▶ [WHAT IS BEING ASKED]
The answer must be an exact copy of every entry, with no pictures in it.

--

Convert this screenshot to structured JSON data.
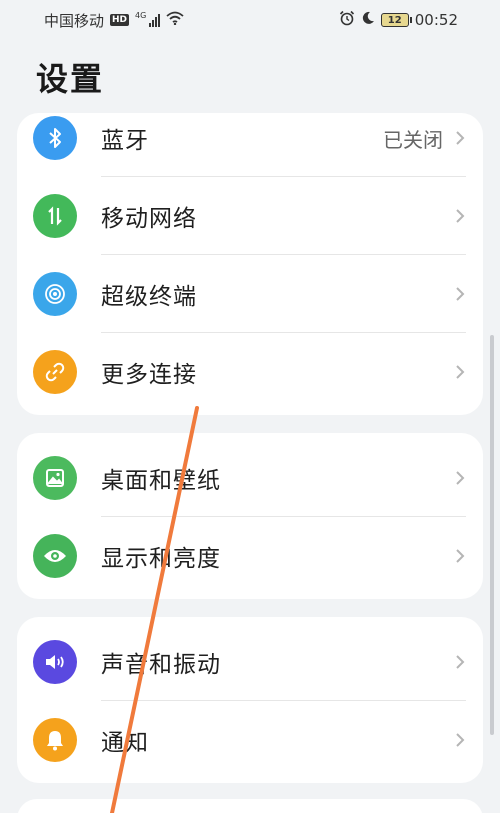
{
  "status_bar": {
    "carrier": "中国移动",
    "hd": "HD",
    "network": "4G",
    "battery": "12",
    "time": "00:52"
  },
  "page": {
    "title": "设置"
  },
  "sections": [
    {
      "items": [
        {
          "label": "蓝牙",
          "value": "已关闭",
          "icon": "bluetooth-icon",
          "color": "#3a9cf0"
        },
        {
          "label": "移动网络",
          "icon": "mobile-data-icon",
          "color": "#43b95a"
        },
        {
          "label": "超级终端",
          "icon": "super-device-icon",
          "color": "#3aa6ea"
        },
        {
          "label": "更多连接",
          "icon": "link-icon",
          "color": "#f5a21c"
        }
      ]
    },
    {
      "items": [
        {
          "label": "桌面和壁纸",
          "icon": "wallpaper-icon",
          "color": "#4cba5e"
        },
        {
          "label": "显示和亮度",
          "icon": "eye-icon",
          "color": "#45b45a"
        }
      ]
    },
    {
      "items": [
        {
          "label": "声音和振动",
          "icon": "sound-icon",
          "color": "#5a49e0"
        },
        {
          "label": "通知",
          "icon": "bell-icon",
          "color": "#f5a21c"
        }
      ]
    }
  ],
  "colors": {
    "background": "#f1f3f5",
    "card": "#ffffff",
    "annotation_stroke": "#f07a3c"
  }
}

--

▶ [RESPONSE TO THIS TASK]
Convert this screenshot to structured JSON data.
{
  "status_bar": {
    "carrier": "中国移动",
    "hd": "HD",
    "network": "4G",
    "battery": "12",
    "time": "00:52"
  },
  "page": {
    "title": "设置"
  },
  "sections": [
    {
      "items": [
        {
          "label": "蓝牙",
          "value": "已关闭",
          "icon": "bluetooth-icon",
          "color": "#3a9cf0"
        },
        {
          "label": "移动网络",
          "icon": "mobile-data-icon",
          "color": "#43b95a"
        },
        {
          "label": "超级终端",
          "icon": "super-device-icon",
          "color": "#3aa6ea"
        },
        {
          "label": "更多连接",
          "icon": "link-icon",
          "color": "#f5a21c"
        }
      ]
    },
    {
      "items": [
        {
          "label": "桌面和壁纸",
          "icon": "wallpaper-icon",
          "color": "#4cba5e"
        },
        {
          "label": "显示和亮度",
          "icon": "eye-icon",
          "color": "#45b45a"
        }
      ]
    },
    {
      "items": [
        {
          "label": "声音和振动",
          "icon": "sound-icon",
          "color": "#5a49e0"
        },
        {
          "label": "通知",
          "icon": "bell-icon",
          "color": "#f5a21c"
        }
      ]
    }
  ],
  "colors": {
    "background": "#f1f3f5",
    "card": "#ffffff",
    "annotation_stroke": "#f07a3c"
  }
}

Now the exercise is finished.